Prime Minister Benjamin Netanyahu on Sunday vowed to “make history” as he headed to Washington for two meetings with US President Donald Trump during which the White House is expected to unveil its much-anticipated plan for Israeli-Palestinian peace.
“Over the last three years, I spoke countless times with President Trump — a huge friend of Israel — and his team about these vital security needs, about our security, about our justice,” Netanyahu declared. “I will meet with President Trump tomorrow, and on Tuesday, together with him, we will make history.”
As he boarded his Boeing 777 en route to to the American capital, Netanyahu contrasted his antagonistic stance toward the last US president, Barack Obama, with his strong alliance with the current inhabitant of the Oval Office.
“Five years ago, I went to Washington, to Congress, because I was forced to oppose a plan proposed by the American president, because I believed that this plan endangered Israel’s most vital security needs and indeed its very existence,” he said referring to the 2015 Iran nuclear deal that Obama championed.
At the time, Netanyahu addressed a joint meeting of US Congress to advocate against the deal.
“Today, I am going to Washington to stand next to an American president who is proposing a deal that, I believe, advances Israel’s most vital security,” Netanyahu said, referring to Trump’s so-called Deal of the Century.
The deal, which is expected to be released on Tuesday, has been deemed the most pro-Israel outline for Middle East peace ever presented by a US administration.
Also on Sunday, his main political rival, Blue and White party chief Benny Gantz, took off for Washington for a separate meeting with the US president.

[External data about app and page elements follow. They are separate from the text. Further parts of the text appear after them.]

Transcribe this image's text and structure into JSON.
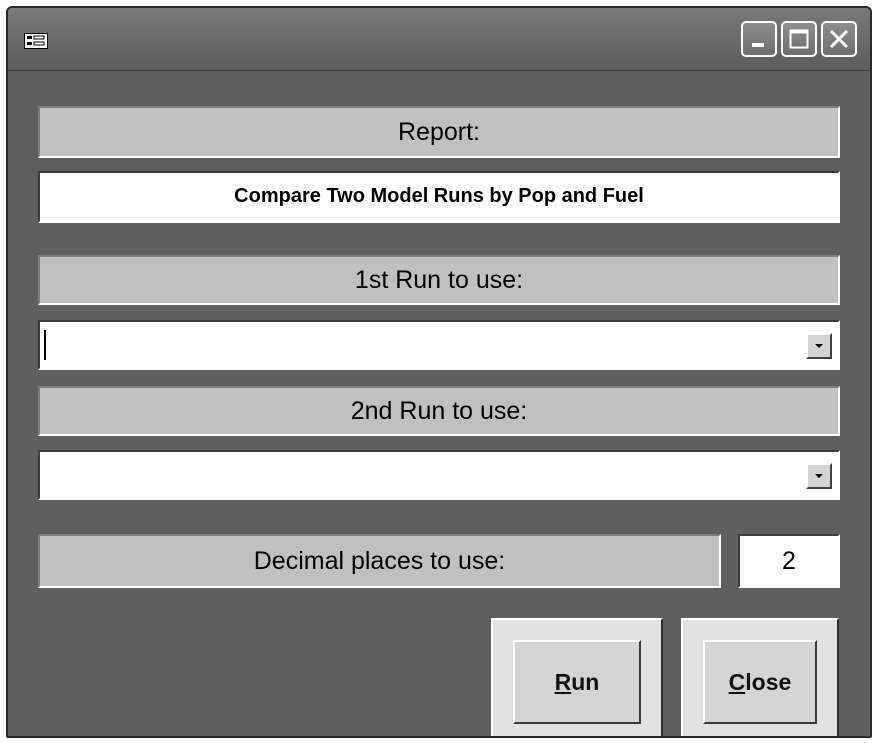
{
  "window": {
    "icon": "form-icon",
    "controls": [
      "minimize-icon",
      "maximize-icon",
      "close-icon"
    ]
  },
  "report": {
    "label": "Report:",
    "value": "Compare Two Model Runs by Pop and Fuel"
  },
  "run1": {
    "label": "1st Run to use:",
    "selected": ""
  },
  "run2": {
    "label": "2nd Run to use:",
    "selected": ""
  },
  "decimals": {
    "label": "Decimal places to use:",
    "value": "2"
  },
  "buttons": {
    "run": {
      "mnemonic": "R",
      "rest": "un"
    },
    "close": {
      "mnemonic": "C",
      "rest": "lose"
    }
  }
}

Both Netanyahu and Gantz are scheduled to meet with Trump, separately and privately, in the White House on Monday. Netanyahu and Trump are set for a higher-profile meeting Tuesday.
Gantz on Saturday surprisingly announced that Trump had invited him to meet “in person, as the leader of the largest party in Israel.” Previously, it had appeared that Israel’s de facto opposition leader was invited to join Netanyahu’s meeting Trump.
The fact that the novice politician managed to get a separate meeting is seen as unprecedented and as major diplomatic accomplishment.
Asked at Ben Gurion Airport whether he will endorse the plan or ask Trump to push off its release until after elections, Gantz demurred.
“I’ll hear from him about the plan and exchange views, but what is done behind closed doors will stay behind closed doors,” he told the Kan public broadcaster.
The meeting, set to be Gantz’s first with the US president, will be closed to the press, Blue and White said on Saturday.
The plan, which Trump said he would release before his meeting Tuesday, is expected to strongly favor Israel, and is unlikely to garner any international support if it is seen as undermining the prospect of a two-state solution.
According to Channel 12, the peace plan is the most generous US proposal ever for Israel, likely providing for Israeli sovereignty over all West Bank settlements and sovereignty throughout Jerusalem. The TV report, which was unsourced, said the plan also offers potential eventual recognition of Palestinian statehood, provided the Palestinians demilitarize Gaza and accept Israel as a Jewish state — conditions the Palestinians would presumably reject.
At the weekly cabinet meeting earlier on Sunday, the prime minister said that Israel is in the middle of “very dramatic diplomatic events,” stressing that “the peak is yet before us.”
“I think that such an opportunity occurs once in history and we cannot miss it. For three years, I have spoken with President Trump and his staff about our security and national needs — many dozens of conversations, hundreds of hours. In all these talks, I have found an attentive ear in the White House to the State of Israel’s vital needs.”
“I am leaving for Washington with a sense of great mission, great responsibility and great opportunity, and I am full of hope that we will be able to make history.”
Times of Israel staff contributed to this report.